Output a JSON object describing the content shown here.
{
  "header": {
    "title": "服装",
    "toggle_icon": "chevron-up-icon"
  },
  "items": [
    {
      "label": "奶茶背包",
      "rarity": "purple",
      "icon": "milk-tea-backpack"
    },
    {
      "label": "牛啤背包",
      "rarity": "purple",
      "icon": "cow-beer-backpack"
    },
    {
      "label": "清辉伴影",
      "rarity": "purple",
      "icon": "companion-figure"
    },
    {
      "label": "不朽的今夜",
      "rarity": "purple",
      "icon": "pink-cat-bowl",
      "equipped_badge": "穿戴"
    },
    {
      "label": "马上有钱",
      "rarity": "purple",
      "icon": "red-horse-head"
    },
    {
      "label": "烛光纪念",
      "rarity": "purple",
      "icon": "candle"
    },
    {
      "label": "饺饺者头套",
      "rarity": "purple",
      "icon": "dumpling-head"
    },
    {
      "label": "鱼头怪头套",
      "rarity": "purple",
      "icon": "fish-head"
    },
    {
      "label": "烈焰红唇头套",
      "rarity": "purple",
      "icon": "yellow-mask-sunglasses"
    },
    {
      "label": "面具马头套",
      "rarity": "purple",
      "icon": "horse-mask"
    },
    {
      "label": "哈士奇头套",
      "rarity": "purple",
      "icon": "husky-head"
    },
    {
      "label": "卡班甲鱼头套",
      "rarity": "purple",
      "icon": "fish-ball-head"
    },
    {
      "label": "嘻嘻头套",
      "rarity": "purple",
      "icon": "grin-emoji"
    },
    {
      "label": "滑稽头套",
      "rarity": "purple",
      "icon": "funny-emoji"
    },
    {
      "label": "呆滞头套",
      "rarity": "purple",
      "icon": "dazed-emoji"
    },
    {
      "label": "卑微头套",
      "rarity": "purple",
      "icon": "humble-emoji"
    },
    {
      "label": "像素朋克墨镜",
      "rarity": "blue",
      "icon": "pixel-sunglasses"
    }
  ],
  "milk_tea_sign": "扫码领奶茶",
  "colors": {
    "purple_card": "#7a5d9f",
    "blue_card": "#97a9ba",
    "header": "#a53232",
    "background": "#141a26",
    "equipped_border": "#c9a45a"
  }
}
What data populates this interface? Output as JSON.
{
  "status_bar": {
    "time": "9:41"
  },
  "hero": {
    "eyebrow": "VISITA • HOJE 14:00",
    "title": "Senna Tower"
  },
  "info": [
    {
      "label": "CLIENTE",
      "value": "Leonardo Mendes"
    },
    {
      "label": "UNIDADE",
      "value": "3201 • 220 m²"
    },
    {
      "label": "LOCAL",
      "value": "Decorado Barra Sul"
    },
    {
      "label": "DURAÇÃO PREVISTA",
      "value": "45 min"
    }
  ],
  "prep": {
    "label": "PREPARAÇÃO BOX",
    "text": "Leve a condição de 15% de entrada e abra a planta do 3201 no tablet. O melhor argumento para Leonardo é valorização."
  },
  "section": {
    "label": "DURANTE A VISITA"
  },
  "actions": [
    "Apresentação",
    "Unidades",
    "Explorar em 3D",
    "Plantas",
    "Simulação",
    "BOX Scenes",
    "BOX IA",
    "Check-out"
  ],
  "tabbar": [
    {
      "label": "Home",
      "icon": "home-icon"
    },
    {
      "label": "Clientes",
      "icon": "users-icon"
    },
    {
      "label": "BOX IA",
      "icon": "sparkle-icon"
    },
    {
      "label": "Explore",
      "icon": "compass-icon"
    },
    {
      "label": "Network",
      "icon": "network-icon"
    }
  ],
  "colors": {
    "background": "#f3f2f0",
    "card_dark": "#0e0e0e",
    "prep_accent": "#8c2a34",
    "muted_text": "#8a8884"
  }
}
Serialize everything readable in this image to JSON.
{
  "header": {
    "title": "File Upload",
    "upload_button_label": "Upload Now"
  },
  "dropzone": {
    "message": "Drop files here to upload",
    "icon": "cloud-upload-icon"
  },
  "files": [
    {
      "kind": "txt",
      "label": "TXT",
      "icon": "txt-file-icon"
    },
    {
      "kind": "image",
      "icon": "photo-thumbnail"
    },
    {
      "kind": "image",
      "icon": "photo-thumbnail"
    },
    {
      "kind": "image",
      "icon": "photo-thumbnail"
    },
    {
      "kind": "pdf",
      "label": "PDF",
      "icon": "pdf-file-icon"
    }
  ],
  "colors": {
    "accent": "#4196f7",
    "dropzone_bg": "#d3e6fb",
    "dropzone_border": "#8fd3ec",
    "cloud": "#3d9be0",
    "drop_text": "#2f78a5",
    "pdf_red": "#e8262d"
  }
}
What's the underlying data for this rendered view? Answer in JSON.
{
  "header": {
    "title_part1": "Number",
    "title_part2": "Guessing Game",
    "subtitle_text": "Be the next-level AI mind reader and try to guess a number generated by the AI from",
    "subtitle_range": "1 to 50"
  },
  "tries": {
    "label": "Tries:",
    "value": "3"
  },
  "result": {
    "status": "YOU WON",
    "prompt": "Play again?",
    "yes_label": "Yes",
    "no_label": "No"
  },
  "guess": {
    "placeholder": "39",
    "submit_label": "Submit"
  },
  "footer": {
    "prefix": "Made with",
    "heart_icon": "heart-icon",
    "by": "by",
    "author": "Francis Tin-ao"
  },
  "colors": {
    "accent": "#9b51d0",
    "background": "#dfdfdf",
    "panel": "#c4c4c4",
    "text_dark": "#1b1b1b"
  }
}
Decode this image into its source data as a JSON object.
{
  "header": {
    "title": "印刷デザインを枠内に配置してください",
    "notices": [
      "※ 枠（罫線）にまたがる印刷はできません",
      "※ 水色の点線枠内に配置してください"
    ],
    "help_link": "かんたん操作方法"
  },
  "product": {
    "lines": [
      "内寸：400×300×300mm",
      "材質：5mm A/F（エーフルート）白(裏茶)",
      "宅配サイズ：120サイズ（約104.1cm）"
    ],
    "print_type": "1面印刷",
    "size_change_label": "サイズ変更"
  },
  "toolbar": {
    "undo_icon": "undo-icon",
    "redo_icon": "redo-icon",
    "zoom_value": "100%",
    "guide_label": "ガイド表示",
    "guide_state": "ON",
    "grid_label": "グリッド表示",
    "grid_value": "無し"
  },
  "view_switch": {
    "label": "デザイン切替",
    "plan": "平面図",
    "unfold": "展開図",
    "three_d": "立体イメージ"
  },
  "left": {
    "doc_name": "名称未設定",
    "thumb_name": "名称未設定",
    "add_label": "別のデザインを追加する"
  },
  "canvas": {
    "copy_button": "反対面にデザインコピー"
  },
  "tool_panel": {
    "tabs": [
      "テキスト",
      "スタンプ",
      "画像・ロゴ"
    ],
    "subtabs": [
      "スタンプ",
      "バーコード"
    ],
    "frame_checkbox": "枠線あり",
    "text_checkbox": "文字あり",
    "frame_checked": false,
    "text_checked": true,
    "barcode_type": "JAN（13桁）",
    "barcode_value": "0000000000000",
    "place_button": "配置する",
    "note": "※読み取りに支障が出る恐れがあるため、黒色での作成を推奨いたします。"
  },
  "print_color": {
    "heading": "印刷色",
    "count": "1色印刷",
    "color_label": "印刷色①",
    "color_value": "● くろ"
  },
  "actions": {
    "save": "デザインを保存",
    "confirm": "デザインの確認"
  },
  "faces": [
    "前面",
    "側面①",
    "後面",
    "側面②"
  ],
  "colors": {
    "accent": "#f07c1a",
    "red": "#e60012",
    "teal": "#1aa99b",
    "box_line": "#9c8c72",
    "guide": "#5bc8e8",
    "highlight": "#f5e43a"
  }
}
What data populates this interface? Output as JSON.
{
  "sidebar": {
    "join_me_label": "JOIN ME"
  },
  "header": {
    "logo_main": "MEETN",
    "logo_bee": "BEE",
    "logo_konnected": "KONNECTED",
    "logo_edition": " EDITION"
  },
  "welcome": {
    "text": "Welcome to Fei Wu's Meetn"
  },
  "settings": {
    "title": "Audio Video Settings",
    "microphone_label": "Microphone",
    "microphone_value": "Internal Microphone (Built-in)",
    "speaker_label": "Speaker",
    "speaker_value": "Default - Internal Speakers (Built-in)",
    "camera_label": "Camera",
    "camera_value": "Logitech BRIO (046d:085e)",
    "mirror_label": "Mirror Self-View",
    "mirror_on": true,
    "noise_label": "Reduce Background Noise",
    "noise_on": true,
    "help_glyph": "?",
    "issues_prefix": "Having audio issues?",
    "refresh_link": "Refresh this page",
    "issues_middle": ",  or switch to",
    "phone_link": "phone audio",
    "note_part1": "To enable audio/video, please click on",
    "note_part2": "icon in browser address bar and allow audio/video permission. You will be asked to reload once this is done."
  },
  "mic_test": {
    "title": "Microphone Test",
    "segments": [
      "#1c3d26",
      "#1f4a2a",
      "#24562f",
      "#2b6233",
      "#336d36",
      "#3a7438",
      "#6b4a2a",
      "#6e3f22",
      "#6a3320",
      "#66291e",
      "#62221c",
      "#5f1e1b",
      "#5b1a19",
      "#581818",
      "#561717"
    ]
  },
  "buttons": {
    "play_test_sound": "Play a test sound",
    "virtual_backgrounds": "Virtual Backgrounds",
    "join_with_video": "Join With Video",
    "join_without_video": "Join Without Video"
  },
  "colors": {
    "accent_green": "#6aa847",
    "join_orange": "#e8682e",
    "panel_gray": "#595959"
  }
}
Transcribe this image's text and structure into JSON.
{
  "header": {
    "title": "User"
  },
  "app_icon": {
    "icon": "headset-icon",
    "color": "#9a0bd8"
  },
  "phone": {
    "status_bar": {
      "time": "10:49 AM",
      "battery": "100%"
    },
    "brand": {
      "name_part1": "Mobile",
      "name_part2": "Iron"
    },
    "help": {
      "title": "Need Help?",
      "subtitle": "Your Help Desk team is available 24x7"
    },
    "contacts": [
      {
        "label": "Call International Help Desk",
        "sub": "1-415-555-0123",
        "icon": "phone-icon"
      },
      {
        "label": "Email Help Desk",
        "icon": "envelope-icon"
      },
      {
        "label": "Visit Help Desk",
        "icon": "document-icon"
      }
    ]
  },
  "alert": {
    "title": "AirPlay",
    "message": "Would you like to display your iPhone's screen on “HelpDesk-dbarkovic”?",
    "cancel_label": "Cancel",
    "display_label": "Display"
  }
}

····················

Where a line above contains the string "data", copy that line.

**Solved exercise:**
What data populates this interface? Output as JSON.
What's the underlying data for this rendered view? Answer in JSON.
Decode this image into its source data as a JSON object.
What data populates this interface? Output as JSON.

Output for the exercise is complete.